A new bill introduced Thursday in the California Assembly would provide cheerleaders of professional sports franchises with employee benefits and a minimum wage guarantee.
Assemblywoman Lorena Gonzalez (D-San Diego) introduced AB 202 on Thursday in “a move that will better protect cheer athletes in the state from workplace abuses and bring equity to the multi-billion dollar professional sports landscape.”
“NFL teams and their billionaire owners have used professional cheerleaders as part of the game day experience for decades,” said Gonzalez, herself a former cheerleader at Stanford University. “They have capitalized on their talents without providing even the most basic workplace protections like a minimum wage.”
“If the guy selling you the beer deserves a minimum wage, so does the woman entertaining you on the field. All work is dignified and cheerleaders deserve the respect of these basic workplace protections.”

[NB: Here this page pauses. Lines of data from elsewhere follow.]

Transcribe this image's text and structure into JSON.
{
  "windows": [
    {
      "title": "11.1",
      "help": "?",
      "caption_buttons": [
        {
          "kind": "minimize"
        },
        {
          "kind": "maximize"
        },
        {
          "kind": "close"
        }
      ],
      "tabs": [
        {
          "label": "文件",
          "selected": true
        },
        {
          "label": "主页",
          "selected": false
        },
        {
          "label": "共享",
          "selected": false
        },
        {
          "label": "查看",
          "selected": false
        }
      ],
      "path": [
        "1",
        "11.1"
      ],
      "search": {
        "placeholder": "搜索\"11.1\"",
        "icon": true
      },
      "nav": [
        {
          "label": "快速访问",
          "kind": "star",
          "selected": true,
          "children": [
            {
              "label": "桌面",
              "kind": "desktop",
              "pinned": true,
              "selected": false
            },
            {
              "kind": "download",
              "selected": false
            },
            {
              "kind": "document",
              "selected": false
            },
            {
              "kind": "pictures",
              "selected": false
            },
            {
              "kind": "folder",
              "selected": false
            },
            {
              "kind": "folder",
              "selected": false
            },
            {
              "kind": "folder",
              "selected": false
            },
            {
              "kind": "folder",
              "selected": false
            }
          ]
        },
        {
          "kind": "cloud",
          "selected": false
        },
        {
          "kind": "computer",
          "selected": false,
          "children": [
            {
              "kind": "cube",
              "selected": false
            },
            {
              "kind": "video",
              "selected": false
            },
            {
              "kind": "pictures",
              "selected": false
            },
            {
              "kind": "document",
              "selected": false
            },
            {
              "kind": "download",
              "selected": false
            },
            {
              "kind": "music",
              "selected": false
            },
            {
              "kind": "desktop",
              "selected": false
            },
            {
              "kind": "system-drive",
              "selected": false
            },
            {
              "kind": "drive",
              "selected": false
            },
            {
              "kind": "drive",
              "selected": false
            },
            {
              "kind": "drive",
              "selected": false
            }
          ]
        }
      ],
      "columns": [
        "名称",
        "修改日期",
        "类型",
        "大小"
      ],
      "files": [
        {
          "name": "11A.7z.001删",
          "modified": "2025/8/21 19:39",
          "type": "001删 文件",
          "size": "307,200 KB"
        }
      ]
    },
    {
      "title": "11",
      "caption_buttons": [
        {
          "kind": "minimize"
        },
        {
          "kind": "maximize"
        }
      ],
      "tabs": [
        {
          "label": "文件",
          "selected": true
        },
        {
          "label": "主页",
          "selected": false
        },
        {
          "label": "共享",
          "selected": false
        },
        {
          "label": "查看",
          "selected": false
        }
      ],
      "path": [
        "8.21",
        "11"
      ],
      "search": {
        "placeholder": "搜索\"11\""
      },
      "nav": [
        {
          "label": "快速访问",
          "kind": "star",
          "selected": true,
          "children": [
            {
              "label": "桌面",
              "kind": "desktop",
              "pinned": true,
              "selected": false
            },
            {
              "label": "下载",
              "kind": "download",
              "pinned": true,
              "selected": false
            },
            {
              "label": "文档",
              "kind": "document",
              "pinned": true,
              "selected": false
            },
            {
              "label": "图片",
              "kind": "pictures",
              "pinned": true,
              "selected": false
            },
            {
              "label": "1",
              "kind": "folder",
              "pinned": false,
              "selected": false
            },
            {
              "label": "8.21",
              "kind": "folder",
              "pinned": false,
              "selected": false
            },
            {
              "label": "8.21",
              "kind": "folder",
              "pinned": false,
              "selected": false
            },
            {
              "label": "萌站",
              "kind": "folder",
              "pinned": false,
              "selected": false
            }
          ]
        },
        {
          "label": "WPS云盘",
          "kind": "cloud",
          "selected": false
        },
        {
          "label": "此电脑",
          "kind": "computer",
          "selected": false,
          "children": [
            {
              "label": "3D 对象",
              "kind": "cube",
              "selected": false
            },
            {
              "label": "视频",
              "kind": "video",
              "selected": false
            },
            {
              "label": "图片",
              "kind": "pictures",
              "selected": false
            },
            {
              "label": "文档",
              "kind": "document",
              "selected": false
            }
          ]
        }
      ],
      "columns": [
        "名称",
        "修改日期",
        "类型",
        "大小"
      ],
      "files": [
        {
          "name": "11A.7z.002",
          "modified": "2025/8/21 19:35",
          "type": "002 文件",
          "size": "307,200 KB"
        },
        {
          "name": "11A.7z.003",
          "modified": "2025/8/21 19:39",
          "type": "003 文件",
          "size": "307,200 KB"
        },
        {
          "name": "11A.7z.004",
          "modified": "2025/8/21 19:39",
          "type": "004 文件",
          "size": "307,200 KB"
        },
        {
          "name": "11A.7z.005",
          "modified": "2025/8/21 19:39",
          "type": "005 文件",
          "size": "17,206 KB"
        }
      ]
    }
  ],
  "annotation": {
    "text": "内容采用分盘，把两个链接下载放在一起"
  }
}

The proposed legislation comes after Raiderette Lacy T., a cheerleader for the Oakland Raiders football team, filed a lawsuit in December alleging the organization does not pay its cheerleaders minimum wage. Lacy T. told NBC News that Raiders cheerleaders are paid $125 per game, or $1,250 for a full season. That comes out to less than $5 an hour when preparation time is factored in. Cheerleaders for the Buffalo Bills and Cincinnati Bengals football teams have filed similar lawsuits.
In September, the Raiders agreed to pay a $1.25 million settlement to 90 cheerleaders who worked for the organization between 2010 and 2013, according to the San Diego Union-Tribune. However, some cheerleaders opted out of the settlement, saying it did not do enough to address the underlying problems.
“It doesn’t include the entire NFL,” Raiderette Caitlin Y. told NBC. “It’s a league-wide issue that affects cheerleaders on all teams, not just ours. By accepting this, the NFL gets off the hook.”
Gonzalez’s bill would ensure cheerleaders receive minimum wage and compensation for expenses incurred during the course of performing their jobs. California’s minimum wage is $9 per hour.
Gonzalez told the Union-Tribune she had not yet spoken to the NFL teams about her bill.
In November, a cheerleader for the Baltimore Ravens was carted off the field after suffering neck, back, and head injuries while performing a routine.